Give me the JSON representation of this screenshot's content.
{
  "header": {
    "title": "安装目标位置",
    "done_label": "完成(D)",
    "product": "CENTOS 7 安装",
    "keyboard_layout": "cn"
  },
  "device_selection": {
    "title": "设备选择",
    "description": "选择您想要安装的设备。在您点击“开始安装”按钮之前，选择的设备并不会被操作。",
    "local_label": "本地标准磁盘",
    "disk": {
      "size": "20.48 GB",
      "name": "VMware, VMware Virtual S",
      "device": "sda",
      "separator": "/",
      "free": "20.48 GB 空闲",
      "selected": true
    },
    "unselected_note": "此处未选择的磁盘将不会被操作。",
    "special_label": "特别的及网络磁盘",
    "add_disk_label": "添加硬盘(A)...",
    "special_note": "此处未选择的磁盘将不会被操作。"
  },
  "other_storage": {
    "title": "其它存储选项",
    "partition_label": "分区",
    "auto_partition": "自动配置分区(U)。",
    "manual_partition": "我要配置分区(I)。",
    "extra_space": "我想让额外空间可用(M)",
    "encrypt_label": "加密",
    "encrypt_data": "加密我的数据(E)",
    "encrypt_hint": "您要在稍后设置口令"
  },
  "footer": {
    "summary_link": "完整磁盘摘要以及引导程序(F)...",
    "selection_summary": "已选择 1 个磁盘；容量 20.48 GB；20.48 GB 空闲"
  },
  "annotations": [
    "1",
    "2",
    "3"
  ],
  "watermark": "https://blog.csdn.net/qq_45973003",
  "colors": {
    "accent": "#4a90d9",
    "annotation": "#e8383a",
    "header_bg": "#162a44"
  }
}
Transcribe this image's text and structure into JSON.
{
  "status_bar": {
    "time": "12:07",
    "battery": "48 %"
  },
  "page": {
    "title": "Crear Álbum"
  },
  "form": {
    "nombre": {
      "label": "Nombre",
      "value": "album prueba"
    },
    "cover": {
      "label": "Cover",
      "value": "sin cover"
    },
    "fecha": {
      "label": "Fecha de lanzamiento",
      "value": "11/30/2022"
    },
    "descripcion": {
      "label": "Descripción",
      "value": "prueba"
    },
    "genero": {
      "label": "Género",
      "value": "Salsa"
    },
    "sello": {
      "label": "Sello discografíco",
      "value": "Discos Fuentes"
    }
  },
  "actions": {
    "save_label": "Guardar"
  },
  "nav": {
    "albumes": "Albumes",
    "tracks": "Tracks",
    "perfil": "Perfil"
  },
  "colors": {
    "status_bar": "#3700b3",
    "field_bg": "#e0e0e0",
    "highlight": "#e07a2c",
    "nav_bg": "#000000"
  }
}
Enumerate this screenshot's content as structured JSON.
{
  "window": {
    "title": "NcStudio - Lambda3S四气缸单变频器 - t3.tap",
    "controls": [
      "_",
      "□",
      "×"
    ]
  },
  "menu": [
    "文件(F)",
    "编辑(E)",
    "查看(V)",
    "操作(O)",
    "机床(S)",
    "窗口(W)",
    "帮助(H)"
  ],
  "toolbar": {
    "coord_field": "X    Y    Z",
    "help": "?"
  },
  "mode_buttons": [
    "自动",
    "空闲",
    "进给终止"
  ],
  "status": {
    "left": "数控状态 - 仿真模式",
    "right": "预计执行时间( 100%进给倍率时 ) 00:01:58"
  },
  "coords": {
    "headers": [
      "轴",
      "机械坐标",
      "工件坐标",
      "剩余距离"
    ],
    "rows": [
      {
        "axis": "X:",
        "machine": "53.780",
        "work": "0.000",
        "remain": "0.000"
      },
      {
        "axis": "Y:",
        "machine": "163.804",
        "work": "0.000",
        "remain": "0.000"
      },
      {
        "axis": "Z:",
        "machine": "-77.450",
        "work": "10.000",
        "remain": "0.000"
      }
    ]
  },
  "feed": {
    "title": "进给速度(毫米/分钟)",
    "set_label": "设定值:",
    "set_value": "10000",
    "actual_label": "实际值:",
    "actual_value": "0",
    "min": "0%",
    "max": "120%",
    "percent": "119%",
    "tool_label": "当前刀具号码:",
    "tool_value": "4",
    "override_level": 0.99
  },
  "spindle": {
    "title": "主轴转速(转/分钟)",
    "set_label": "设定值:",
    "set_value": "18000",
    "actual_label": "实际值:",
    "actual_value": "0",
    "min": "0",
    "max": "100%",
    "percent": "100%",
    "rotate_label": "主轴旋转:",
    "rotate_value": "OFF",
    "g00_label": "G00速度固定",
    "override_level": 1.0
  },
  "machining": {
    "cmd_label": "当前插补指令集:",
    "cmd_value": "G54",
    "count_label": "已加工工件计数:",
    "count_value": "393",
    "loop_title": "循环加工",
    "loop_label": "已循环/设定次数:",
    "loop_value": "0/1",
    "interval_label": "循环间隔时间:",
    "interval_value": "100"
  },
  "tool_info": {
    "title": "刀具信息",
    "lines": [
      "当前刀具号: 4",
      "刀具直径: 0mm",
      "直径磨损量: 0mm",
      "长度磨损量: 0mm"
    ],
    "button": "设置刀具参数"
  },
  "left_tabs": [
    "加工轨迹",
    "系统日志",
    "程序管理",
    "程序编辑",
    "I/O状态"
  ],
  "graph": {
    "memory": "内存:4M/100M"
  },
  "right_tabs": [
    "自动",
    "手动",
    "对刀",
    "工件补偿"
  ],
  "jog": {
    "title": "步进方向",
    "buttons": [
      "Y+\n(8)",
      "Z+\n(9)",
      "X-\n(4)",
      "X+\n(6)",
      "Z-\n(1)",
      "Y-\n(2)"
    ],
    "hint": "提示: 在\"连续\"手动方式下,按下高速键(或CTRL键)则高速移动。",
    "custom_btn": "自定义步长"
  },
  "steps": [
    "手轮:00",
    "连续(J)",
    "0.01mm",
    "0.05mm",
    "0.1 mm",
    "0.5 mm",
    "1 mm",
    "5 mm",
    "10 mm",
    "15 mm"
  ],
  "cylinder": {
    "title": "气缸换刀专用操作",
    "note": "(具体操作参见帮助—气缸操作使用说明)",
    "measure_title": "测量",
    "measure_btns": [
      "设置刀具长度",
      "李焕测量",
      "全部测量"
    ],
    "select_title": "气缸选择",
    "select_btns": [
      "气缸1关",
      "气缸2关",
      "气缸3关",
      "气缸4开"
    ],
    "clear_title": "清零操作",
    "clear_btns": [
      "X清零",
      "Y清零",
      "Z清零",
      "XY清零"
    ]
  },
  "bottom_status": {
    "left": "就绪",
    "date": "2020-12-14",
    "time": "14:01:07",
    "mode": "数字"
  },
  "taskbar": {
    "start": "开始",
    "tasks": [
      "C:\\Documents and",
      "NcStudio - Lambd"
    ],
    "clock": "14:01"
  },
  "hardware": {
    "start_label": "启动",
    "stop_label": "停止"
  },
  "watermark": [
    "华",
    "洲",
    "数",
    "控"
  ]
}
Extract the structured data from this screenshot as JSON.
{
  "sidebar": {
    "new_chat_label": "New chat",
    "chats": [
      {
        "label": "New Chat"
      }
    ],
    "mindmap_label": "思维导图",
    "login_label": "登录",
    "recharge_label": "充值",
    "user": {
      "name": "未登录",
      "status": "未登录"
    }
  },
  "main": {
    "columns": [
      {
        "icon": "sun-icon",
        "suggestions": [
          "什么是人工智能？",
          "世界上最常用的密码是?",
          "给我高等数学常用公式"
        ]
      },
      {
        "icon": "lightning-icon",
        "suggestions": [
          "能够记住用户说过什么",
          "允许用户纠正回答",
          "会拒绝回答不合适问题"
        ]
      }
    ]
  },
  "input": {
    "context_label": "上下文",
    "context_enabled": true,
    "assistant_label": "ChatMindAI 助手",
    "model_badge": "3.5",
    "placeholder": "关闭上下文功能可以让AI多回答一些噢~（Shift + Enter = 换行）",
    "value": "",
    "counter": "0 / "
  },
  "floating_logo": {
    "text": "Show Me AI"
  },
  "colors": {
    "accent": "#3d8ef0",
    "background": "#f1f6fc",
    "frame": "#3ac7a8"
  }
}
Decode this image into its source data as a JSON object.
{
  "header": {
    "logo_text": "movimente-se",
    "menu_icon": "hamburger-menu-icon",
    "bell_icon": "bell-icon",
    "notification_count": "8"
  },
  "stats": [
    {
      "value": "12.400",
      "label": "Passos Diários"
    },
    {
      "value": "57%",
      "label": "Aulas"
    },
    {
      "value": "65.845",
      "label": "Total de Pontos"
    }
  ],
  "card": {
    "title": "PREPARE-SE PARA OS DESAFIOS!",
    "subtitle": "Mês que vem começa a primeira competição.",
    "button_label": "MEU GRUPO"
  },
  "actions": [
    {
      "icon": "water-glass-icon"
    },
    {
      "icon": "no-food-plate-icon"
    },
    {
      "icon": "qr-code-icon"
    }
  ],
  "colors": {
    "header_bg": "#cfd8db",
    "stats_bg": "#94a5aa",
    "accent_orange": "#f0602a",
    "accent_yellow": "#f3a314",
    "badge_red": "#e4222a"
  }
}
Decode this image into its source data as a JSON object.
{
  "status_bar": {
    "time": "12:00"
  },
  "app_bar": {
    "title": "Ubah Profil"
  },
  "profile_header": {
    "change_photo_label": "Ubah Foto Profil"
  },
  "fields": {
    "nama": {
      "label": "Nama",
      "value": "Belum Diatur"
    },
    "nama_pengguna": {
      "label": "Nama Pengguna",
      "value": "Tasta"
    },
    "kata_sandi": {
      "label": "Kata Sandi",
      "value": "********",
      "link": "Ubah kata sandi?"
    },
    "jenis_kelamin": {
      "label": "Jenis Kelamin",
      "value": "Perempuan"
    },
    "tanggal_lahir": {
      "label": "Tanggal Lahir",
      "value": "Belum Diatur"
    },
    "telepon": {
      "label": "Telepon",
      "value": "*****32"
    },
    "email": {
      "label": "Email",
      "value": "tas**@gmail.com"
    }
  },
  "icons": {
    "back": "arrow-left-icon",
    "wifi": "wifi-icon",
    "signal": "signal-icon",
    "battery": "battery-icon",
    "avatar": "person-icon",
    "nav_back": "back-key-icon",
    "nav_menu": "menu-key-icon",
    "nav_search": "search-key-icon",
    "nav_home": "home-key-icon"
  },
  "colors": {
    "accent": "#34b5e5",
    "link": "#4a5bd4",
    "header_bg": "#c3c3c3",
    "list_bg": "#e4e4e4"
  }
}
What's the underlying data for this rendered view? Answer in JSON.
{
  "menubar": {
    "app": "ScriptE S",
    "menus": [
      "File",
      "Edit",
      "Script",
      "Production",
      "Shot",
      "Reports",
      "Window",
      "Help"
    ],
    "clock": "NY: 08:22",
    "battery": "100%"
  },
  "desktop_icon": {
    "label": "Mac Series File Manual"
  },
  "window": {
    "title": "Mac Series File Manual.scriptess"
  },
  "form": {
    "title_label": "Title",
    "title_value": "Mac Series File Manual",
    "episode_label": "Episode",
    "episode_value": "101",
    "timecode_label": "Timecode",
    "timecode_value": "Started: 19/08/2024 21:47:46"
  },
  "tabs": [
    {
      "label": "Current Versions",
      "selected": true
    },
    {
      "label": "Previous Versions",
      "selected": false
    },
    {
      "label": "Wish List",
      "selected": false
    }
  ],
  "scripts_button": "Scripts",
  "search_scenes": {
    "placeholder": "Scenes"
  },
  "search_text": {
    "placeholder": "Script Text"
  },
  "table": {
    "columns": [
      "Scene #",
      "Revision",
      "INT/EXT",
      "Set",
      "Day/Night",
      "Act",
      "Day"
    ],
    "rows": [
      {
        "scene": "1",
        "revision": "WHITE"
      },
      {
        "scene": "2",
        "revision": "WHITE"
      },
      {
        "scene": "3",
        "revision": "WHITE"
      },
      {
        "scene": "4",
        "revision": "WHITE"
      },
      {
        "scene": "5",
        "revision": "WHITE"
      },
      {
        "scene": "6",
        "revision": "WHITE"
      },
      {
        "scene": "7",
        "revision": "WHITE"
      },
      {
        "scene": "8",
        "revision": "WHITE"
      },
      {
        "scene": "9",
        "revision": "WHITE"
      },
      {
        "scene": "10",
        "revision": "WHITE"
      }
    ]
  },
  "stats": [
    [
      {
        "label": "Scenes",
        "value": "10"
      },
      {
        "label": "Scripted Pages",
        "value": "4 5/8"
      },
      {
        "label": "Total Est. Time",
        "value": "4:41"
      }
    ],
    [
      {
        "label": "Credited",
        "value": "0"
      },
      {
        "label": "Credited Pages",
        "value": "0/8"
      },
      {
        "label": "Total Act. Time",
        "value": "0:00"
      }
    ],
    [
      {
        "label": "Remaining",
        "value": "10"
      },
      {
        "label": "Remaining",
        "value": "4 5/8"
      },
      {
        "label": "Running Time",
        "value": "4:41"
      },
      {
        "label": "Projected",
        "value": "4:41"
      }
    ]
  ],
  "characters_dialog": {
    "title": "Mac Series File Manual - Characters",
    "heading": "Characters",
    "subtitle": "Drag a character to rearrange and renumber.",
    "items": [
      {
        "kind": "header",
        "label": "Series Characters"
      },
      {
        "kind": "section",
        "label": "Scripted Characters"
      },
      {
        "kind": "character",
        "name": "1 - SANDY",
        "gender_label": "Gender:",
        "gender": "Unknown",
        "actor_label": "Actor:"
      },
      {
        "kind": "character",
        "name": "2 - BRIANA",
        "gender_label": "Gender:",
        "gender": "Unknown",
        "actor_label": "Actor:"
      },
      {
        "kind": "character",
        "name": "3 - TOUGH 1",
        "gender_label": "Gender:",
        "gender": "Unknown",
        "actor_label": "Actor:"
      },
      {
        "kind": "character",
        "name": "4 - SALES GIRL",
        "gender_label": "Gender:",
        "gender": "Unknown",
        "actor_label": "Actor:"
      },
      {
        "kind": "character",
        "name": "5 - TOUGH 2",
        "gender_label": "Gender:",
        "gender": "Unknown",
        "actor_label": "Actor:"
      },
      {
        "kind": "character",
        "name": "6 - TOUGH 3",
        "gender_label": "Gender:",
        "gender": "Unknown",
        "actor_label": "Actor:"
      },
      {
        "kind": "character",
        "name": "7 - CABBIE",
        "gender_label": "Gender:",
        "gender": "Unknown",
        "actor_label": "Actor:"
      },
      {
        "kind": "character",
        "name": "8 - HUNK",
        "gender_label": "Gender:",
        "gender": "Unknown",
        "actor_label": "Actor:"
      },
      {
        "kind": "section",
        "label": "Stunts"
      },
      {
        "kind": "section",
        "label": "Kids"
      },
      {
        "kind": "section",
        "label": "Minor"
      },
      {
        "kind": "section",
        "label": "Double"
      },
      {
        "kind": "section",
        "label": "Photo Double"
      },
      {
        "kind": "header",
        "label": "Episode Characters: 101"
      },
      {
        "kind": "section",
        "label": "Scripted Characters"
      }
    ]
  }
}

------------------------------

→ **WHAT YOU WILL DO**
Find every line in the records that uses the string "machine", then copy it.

→ **PROBLEM SOLUTION**
        "machine": "53.780",
        "machine": "163.804",
        "machine": "-77.450",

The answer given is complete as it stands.